Assignment —
Report how many lines in the data include the string "TESTE", and add nothing else.

━━━ Input

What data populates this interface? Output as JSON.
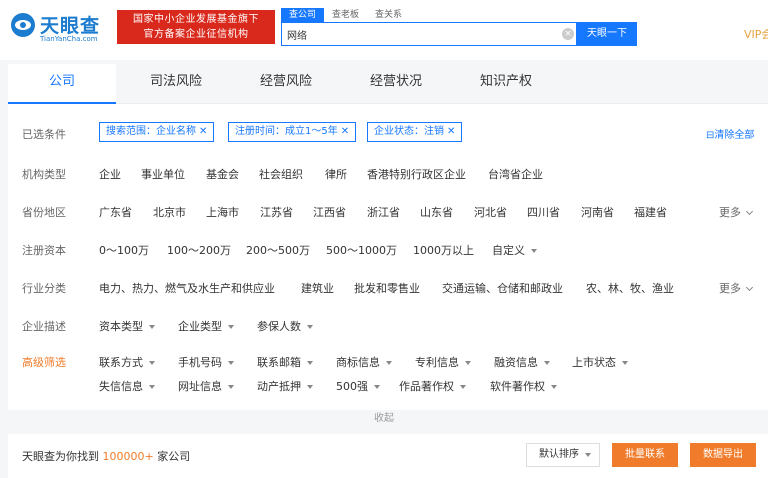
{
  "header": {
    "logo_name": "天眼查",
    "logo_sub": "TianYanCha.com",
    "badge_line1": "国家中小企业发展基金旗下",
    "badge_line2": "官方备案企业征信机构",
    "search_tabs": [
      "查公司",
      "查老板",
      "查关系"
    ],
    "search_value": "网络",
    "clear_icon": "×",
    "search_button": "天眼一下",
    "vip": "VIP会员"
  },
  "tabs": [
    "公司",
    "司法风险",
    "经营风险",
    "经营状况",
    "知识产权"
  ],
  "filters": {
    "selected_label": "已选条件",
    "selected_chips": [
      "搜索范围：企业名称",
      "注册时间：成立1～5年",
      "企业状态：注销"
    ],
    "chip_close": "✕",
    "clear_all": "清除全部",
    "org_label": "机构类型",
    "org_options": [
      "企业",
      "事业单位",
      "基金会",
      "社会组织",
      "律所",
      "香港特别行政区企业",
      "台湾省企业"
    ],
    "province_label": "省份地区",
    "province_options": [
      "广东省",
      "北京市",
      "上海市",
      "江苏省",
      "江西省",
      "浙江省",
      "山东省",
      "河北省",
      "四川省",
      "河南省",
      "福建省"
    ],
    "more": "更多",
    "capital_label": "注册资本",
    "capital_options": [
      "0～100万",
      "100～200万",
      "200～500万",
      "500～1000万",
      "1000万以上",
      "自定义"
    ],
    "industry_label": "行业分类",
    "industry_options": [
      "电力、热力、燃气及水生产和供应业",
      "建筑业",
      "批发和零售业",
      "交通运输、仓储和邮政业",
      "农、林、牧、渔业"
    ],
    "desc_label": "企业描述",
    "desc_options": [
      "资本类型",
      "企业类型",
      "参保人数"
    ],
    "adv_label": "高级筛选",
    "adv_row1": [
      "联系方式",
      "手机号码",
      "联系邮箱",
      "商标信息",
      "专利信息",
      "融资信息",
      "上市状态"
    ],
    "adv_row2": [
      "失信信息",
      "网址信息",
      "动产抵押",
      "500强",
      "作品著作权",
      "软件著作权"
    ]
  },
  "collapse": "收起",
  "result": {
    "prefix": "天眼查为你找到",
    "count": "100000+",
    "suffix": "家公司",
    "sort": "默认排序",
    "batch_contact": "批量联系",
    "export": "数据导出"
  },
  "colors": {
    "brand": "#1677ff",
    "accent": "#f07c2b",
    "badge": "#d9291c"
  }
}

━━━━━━
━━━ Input

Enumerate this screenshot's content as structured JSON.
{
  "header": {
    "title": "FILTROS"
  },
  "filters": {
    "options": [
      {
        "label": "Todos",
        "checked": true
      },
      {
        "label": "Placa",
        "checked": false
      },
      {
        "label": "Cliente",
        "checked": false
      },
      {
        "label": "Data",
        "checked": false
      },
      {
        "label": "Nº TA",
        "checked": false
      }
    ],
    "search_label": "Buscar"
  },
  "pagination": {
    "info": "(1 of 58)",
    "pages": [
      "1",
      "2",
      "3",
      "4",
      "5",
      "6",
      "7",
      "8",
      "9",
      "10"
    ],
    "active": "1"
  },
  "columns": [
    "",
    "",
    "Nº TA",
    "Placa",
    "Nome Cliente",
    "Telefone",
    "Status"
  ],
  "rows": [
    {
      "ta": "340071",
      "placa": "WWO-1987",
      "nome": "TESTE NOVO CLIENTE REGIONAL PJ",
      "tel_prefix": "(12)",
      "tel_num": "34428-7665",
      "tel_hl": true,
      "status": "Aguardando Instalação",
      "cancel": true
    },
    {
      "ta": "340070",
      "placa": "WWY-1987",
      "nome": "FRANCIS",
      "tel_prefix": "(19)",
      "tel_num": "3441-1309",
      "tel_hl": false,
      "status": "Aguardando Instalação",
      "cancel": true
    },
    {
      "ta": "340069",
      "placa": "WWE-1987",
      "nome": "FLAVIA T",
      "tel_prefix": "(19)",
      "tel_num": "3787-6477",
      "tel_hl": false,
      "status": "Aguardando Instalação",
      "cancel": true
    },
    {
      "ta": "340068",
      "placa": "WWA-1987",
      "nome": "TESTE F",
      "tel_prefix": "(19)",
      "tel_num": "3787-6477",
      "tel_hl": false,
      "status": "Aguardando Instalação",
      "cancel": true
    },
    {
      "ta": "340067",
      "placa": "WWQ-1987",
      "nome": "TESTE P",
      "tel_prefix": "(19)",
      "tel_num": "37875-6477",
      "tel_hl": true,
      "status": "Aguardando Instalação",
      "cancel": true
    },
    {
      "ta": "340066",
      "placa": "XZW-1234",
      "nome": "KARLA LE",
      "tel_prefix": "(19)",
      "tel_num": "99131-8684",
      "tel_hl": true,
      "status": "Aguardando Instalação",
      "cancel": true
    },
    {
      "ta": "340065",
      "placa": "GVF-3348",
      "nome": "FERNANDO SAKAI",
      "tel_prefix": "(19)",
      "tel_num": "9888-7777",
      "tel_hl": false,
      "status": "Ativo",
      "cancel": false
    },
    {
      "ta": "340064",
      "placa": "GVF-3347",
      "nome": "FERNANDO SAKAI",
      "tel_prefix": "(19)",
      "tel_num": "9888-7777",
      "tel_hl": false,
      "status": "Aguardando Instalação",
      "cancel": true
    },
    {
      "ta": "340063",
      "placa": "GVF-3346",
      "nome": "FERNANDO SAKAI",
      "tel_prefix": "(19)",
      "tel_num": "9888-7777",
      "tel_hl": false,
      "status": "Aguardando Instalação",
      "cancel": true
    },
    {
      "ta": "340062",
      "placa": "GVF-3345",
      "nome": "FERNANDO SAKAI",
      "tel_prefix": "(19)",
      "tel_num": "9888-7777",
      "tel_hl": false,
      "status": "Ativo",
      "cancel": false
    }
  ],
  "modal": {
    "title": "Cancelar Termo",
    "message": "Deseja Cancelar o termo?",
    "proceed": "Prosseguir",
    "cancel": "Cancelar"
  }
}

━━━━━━

Problem solution —
3